In the last months, deep cuts to hiring budgets and significant downsizing of recruitment functions have been the unfortunate reality for most organizations. As Talent Acquisition (TA) teams pause to rally and survey the aftermath, many realize that there is no ‘gritting your teeth’ until the disruption is over. Likely, we have been catapulted too far down the road to backtrack. Instead, TA should capitalize on this lull to evaluate where the gaps in current processes are, if any of the hastily implemented technology requires fine tuning as remote hiring stretches into the long term, and how robust and ready your tech stack is for the recovery that will undoubtedly come.
For a start, TA leaders need to consider that they will be facing a labor market slammed with historically high unemployment levels, and doing so with a much leaner team. Already, we have clients reporting up to a 700% increase in applicant volumes. How efficiently, and fairly, can your present system process all these applications?
Organizations accustomed to receiving candidates by the thousands during regular seasons might have a head start. Nevertheless, bear in mind that as remote work increasingly becomes an option, jobseekers beyond your usual geographic scope will also be competing for the same roles. On the one hand, the flexible arrangements are a lifeline for those who live in non-metropolitan areas or who might have been homebound even pre-pandemic due to care-giving or other responsibilities. On the other hand, we run the risk of negating these upsides if overwhelmed recruiters unconsciously default to biased cues to qualify applicants.
Technology, as we already know, can massively lift recruiters’ load by automating key stages of the hiring process. Chatbots can keep candidates engaged and informed by providing quick replies to FAQs and updates on application status. Video conferencing platforms, arguably the hottest tool in our socially-distanced reality, minimize the chore of scheduling and reviewing interview responses. And digital assessments, which measure aptitudes ranging from technical competency to cultural fit, can help recruiters whittle applications to a manageable number.
In the case of pymetrics, enabling our clients to focus on the inherent cognitive, social, and emotional attributes over hard skills to identify high-potential candidates has proven invaluable to supporting employment. Large swathes of the working population, especially those in the hospitality and tourism industry, have been forced to apply to roles where their profile and experience might dramatically differ from a company’s typical hire. In light of this, antiquated techniques like CV reviews, which premises success on someone’s past experiences, are clearly no longer relevant.
Importantly, fairness should always be a priority when it comes to evaluating AI-interfaced technology. Efficiency should not come at the expense of equitability, not when the stakes are extraordinarily high for so many jobseekers. Unbiased technology that satisfies both of these requirements exists, so there is no excuse to settle. If you are unsure of what to look out for, our Global Head of Consulting Psychology, Michelle Hancic, wrote a fantastic guide on the ‘3 questions to ask when choosing your next assessment provider’. The key is not to leap at every innovation offered in the market, but to thoughtfully figure out what will add to creating a simple and humane hiring experience.

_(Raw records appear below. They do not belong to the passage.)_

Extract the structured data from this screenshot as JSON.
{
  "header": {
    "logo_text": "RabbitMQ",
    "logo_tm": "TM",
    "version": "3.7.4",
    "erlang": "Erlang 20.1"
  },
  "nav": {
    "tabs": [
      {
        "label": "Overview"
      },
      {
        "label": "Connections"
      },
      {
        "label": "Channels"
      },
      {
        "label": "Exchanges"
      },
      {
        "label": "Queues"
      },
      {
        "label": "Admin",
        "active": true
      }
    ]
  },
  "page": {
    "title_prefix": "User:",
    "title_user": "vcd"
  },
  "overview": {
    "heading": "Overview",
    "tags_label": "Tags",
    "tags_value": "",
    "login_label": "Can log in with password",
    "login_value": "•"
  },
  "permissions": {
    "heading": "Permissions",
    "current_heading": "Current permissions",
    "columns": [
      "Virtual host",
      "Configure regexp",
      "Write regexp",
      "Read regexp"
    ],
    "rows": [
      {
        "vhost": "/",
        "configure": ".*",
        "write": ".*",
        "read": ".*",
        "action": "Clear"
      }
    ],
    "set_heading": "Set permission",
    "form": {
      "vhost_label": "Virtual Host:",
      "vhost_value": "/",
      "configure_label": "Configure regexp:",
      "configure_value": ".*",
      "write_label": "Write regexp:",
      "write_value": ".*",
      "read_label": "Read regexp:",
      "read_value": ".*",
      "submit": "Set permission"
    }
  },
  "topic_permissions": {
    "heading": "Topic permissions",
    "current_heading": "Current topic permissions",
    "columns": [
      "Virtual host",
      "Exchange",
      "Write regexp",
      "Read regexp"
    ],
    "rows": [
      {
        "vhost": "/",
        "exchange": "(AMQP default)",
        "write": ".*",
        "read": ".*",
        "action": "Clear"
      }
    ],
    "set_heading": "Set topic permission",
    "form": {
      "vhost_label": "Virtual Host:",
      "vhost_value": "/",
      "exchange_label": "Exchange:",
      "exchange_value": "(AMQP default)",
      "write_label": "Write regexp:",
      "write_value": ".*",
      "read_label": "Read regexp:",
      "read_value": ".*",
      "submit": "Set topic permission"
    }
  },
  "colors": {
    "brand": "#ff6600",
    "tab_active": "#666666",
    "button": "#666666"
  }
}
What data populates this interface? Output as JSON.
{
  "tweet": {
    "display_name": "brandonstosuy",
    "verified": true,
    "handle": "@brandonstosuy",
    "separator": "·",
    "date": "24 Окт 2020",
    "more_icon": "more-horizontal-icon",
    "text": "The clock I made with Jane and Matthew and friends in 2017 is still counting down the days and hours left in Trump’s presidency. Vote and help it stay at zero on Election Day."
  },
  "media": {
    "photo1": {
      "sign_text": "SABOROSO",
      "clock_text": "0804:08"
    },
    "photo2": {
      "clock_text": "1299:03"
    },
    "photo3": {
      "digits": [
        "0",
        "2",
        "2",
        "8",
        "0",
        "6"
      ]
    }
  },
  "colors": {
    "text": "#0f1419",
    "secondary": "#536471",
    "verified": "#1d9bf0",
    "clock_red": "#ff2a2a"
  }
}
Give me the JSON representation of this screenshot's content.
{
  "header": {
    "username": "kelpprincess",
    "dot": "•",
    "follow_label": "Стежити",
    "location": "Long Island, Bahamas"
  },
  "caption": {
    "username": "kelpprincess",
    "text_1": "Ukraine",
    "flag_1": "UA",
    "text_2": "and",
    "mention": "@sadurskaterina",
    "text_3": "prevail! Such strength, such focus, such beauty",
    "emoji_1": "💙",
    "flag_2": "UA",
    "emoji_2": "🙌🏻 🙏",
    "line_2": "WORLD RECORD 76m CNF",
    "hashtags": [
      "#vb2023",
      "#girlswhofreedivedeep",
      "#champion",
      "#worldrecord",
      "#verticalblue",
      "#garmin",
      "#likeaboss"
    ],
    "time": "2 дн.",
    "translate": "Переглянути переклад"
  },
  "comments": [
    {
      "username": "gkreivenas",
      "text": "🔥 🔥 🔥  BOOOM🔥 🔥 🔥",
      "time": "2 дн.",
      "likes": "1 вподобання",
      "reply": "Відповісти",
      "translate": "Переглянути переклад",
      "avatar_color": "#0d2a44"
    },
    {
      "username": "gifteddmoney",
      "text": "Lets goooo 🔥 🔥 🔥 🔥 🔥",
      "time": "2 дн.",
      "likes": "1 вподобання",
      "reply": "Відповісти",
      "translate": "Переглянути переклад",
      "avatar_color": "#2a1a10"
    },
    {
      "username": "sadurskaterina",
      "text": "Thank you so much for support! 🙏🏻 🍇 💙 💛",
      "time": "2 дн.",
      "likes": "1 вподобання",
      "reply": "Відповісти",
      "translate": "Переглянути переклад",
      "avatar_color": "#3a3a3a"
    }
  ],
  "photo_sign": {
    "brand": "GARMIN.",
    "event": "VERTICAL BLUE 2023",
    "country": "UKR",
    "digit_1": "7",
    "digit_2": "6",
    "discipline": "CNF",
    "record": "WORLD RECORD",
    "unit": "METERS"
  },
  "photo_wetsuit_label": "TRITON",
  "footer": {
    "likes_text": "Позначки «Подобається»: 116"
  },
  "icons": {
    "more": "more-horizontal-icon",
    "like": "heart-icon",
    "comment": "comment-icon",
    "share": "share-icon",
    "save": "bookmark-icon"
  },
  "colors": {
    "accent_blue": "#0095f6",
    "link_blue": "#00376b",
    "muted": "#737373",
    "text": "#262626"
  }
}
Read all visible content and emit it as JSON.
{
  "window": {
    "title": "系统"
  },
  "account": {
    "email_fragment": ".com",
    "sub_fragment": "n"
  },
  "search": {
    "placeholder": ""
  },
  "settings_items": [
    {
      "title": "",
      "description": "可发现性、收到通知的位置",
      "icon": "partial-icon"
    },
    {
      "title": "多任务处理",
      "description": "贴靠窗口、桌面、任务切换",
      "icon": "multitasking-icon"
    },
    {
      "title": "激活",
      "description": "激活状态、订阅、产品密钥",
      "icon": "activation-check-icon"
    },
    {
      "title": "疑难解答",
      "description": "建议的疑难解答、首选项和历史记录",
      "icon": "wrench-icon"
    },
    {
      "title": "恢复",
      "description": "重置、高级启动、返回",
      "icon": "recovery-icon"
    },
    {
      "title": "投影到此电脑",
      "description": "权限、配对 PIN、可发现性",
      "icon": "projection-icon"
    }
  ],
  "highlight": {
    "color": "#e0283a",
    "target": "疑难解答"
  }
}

External hiring aside, TA will be remiss if they are not also considering technology that can expand visibility of the skills, capabilities and experience in their workforce. The value of internal talent supply to fill high-priority roles cannot be overstated. At the peak of COVID-19 for instance, overwhelmed hospitals had to rapidly redeploy segments of their workforce to mitigate the shortfall of staff in emergency departments. For the reasons that it is more cost-effective, drives better performance, and, bluntly put, is the right thing to do (as opposed to reactionary layoffs), demand for internal mobility will only accelerate from here on out.
The key is not to leap at every innovation offered in the market, but to thoughtfully figure out what will add to creating a simple and humane hiring experience.
Previously, internal recruiting for most organizations has been ad-hoc and employee driven. More than 50 percent of respondents in Deloitte’s 2019 Human Capital Trends Survey indicated that it was easier for employees to find a job outside than inside. What kind of technologies can we leverage to improve the discoverability of internal talent? Recognizing the shortening shelf life of hard skills, what kind of behavioral or soft skills data can we turn instead to guide employees to open roles? As we’ve seen in the last few months, people have the capacity to be trained into new functions regardless of their backgrounds, as long as aptitudes align. How can TA convince the business to invest more in reskilling? These are questions that pymetrics has been tackling with our Mobility Insights solution.
In the weeks following the initial outbreak, companies’ immediate priorities were understandably given to setting up employees to work from home and ensuring the business stays afloat. As we gain a surer footing and ease away from survival mode, we need to start thinking about the skills and capabilities that will be needed for the organization to revive, and even thrive in the long run. It is not only important, but also increasingly urgent, for TA to re-evaluate pre-pandemic ways of identifying and acquiring talent. Tech stacks are not to be set and forgotten. The fact is, there is no better time than now to start diagnosing the gaps in your systems.
To learn more about our forward-looking TA solutions, we encourage you to explore our Solutions page here.